There are some excellent professional style web sites and books out there for people with practically any illness, but when I am tired and mentally fatigued, I just want something simple from someone who has “been there, done that” – not the professional details with words I cannot pronounce. It’s the blogging community I turn to. And as more and more media realize this, the blogging community will only continue to grow.

I know there are a lot of people who feel so utterly alone, as if no one understands what they are going through. What do you tell these people?

LC: Honestly, if I could just sit beside them and give them a long gentle hug, I would do that first. I struggle with just listening myself; I always want to start solving the problem! But I know someone to listen to them is what most people really need.

Secondly, I would want to validate that the feelings that they are experiencing that no one understands--well, it's true. Unfortunately, their experience is unique and no one can truly know what it's like to be in their shoes. Illness can be an extremely lonely event. That said, though the illness may be a lifetime event, the isolation doesn't need to be. There are a lot of ways to build relationships with people who do understand more than they may expect, they just have yet to be discovered. If you are unable to drive to a support group, there are many online groups where you will find comfort. The social network I began is at Rest Ministries Sunroom and I recently started Illness Twitters in order to connect people who twitter about illness or health issues.

You have written a book that gives 505 ideas on how people can reach out to someone who is ill, right?

LC: Yes, its called "Beyond Casseroles: 505 Ways to Encourage a Chronically Ill Friend." It's a helpful book that I refer to for ideas, even though I wrote it, because when someone I care about is hurting, it is hard to think beyond bringing them food. We also have cute little JOY cards that stand for "Just Offering You..." that look like a gift certificate. A person can fill it out with what he or she is able to do like running an errand or doing laundry.

That's a terrific idea! I would imagine that it would be easier to accept help from someone if it looked like a gift certificate.

LC: Yes, that is the idea. Groups like a support group or a women's ministry will find these perfect, but they are also nice for anyone who wants to help a friend and say, "Here is what I can do to help and a good time for me."

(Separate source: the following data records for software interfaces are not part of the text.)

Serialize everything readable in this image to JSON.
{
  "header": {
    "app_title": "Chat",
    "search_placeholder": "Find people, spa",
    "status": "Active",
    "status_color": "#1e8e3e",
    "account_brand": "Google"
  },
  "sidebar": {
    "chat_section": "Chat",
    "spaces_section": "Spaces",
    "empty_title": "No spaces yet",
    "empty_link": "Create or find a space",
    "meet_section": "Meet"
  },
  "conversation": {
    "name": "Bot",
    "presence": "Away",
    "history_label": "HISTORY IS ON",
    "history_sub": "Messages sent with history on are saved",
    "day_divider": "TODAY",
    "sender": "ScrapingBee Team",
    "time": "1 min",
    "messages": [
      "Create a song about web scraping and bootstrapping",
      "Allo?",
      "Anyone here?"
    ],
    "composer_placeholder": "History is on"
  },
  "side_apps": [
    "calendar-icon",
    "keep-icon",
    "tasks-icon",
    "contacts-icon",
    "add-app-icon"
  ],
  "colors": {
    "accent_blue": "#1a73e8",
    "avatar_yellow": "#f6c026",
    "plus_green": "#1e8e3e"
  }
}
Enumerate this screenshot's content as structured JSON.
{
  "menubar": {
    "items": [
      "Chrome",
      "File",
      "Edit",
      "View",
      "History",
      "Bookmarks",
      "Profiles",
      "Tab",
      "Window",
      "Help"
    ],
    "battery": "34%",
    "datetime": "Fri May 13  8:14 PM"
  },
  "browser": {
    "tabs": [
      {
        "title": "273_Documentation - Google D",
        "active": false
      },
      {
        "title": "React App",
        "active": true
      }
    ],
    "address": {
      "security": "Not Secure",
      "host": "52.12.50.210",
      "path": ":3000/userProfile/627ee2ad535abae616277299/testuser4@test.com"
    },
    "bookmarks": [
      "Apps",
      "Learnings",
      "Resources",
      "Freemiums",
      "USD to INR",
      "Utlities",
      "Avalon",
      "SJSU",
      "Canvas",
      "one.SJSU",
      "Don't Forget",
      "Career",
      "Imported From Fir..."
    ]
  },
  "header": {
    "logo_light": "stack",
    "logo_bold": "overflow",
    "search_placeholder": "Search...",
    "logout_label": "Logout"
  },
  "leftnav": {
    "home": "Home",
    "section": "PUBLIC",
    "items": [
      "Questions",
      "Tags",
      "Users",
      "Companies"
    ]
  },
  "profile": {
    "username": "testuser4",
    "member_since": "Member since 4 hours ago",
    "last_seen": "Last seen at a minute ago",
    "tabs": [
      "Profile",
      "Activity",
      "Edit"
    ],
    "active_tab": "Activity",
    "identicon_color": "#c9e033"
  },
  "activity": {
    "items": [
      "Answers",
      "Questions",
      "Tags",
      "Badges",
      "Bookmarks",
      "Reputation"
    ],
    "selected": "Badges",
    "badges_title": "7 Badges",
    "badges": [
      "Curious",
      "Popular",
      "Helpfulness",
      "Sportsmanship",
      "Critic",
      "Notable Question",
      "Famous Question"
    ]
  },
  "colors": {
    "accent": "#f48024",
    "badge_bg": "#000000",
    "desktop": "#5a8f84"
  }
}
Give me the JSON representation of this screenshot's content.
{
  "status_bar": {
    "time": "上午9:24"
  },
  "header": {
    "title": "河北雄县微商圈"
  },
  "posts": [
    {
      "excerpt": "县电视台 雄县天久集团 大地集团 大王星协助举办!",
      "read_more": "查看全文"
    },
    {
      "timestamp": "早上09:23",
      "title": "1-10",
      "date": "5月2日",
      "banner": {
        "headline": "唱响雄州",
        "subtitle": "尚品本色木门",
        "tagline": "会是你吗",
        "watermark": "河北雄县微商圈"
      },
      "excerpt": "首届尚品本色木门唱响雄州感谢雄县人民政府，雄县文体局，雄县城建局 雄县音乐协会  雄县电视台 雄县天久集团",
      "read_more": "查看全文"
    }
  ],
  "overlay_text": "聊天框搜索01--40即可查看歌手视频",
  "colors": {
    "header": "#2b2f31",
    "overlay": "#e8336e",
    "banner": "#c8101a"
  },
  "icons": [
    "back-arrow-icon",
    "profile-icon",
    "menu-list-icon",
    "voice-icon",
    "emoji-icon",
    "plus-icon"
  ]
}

Well, Lisa, thank you again for joining us here today. And also for starting National Invisible Chronic Illness Awareness Week. I understand that in addition to your health challenges, you are also a wife and mom. I know it can't be easy to try to do all that you do.

LC: You are right, it isn't, but it's more than worth it! The people I meet or email each day keep me going and I have a husband who is incredibly supportive.

Thank you for hosting me here at your blog today. I hope your readers will head on over to National Invisible Chronic Illness Awareness Week and let their friends know about the free 5-day virtual conference. It's going to be a great time!

No comments:

Post a Comment

Post a Comment